DATA RECORDS below:
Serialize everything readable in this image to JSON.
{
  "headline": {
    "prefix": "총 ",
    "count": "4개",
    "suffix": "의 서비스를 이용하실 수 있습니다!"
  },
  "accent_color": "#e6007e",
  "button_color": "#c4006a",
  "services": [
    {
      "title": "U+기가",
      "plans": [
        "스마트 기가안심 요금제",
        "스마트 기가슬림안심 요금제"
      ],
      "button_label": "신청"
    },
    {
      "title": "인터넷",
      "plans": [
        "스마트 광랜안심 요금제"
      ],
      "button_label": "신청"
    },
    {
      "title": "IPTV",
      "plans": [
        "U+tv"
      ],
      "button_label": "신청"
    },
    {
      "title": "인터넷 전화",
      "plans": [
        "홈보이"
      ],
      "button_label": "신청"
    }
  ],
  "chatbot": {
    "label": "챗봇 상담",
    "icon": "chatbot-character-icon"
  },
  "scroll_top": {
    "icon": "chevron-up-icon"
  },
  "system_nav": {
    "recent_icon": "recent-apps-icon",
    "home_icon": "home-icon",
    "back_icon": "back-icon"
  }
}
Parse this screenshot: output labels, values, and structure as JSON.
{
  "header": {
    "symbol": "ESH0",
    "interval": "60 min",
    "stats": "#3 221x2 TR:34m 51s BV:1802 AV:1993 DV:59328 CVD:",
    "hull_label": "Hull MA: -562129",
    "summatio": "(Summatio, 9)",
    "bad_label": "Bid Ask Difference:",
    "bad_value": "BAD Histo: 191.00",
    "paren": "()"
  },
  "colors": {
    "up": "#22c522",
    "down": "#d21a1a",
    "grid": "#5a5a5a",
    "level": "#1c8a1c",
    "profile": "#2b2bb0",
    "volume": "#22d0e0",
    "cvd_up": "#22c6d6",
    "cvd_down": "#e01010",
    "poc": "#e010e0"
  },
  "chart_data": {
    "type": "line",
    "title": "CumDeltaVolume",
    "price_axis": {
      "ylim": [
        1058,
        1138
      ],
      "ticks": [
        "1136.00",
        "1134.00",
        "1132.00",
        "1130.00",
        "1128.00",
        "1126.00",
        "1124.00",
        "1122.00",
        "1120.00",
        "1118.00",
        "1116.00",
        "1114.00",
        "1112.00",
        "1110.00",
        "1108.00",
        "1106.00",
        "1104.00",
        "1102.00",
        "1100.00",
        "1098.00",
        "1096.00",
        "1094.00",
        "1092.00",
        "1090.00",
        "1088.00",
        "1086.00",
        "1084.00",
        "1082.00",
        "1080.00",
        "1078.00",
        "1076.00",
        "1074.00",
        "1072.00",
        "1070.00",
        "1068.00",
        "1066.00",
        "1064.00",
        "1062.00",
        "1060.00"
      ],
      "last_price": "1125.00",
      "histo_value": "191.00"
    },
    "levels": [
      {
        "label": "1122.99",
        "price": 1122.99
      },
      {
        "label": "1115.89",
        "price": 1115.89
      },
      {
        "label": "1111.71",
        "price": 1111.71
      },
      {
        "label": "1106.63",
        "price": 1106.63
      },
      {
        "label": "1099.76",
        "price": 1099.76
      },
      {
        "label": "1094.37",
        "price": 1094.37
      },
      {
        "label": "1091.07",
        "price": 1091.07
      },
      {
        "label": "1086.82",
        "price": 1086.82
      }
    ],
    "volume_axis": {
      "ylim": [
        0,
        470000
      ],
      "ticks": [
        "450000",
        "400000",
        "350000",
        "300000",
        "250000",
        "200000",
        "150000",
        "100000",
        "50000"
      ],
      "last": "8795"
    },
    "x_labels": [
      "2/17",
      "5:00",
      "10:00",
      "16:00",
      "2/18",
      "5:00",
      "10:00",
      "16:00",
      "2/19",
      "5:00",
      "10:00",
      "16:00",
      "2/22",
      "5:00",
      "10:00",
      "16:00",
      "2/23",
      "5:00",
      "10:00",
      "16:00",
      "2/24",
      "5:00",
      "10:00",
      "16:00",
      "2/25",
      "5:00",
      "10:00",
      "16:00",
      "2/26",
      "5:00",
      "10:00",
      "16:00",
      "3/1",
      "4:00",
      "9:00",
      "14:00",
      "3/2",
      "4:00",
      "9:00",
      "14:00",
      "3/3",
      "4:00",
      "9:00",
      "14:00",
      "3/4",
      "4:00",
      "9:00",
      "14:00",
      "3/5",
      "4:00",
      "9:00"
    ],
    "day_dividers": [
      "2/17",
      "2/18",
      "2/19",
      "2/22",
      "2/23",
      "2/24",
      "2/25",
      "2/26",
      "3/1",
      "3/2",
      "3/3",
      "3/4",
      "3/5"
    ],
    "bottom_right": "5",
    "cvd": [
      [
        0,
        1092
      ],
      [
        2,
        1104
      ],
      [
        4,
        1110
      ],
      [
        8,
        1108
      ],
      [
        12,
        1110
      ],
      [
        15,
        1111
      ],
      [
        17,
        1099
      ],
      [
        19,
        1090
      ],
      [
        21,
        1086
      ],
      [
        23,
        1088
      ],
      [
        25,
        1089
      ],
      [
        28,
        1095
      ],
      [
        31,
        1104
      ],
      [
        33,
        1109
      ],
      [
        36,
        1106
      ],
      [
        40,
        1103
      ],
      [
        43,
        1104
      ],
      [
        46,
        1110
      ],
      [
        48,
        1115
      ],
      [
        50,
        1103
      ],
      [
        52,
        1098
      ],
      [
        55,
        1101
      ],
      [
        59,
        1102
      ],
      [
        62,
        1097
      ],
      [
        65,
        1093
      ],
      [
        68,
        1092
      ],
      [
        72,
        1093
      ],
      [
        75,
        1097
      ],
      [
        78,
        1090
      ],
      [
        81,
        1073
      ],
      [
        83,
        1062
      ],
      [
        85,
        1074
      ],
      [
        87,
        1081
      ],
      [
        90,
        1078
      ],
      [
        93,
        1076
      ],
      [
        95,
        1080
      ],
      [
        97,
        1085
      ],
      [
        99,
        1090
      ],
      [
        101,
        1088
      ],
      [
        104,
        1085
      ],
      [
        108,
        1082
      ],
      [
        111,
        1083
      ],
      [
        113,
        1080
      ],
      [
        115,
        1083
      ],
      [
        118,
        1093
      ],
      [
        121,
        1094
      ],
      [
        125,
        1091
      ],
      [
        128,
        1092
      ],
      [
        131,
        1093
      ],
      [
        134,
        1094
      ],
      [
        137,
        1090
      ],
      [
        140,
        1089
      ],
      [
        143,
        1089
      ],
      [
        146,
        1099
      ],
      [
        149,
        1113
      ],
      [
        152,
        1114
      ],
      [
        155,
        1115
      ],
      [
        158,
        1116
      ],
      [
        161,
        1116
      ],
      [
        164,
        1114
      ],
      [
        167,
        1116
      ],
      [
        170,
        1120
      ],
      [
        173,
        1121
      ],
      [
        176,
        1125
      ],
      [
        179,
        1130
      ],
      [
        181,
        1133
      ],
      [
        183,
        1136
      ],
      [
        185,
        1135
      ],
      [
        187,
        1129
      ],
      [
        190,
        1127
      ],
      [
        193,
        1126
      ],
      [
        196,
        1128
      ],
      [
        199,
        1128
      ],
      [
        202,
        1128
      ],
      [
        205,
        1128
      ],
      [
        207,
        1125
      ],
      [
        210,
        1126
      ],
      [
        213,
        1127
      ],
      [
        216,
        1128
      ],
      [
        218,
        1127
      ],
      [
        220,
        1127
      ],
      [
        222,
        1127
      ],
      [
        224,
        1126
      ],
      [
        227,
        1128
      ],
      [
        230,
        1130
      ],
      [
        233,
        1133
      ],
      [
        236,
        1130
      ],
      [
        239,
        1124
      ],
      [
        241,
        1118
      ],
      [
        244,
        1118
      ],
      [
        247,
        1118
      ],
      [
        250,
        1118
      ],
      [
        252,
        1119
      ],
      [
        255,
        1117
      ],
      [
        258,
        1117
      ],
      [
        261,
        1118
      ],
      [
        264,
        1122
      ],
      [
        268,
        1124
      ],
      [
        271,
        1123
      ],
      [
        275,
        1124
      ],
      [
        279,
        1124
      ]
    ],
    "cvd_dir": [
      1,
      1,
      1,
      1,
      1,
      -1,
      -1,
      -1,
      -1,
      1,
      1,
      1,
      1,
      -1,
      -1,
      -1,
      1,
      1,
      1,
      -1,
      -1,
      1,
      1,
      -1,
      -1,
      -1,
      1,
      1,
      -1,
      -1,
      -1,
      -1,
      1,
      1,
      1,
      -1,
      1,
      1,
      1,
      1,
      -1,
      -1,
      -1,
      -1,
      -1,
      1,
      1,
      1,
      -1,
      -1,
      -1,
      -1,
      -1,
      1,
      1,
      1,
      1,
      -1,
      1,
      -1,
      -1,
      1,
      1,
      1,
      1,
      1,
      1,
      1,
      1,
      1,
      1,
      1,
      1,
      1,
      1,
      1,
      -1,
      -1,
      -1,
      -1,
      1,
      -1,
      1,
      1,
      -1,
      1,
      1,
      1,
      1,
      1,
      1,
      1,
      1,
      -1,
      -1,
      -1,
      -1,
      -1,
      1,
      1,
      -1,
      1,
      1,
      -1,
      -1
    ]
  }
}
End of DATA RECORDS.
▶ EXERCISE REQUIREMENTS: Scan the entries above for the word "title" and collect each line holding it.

▶ SOLVED EXERCISE:
      "title": "U+기가",
      "title": "인터넷",
      "title": "IPTV",
      "title": "인터넷 전화",
    "title": "CumDeltaVolume",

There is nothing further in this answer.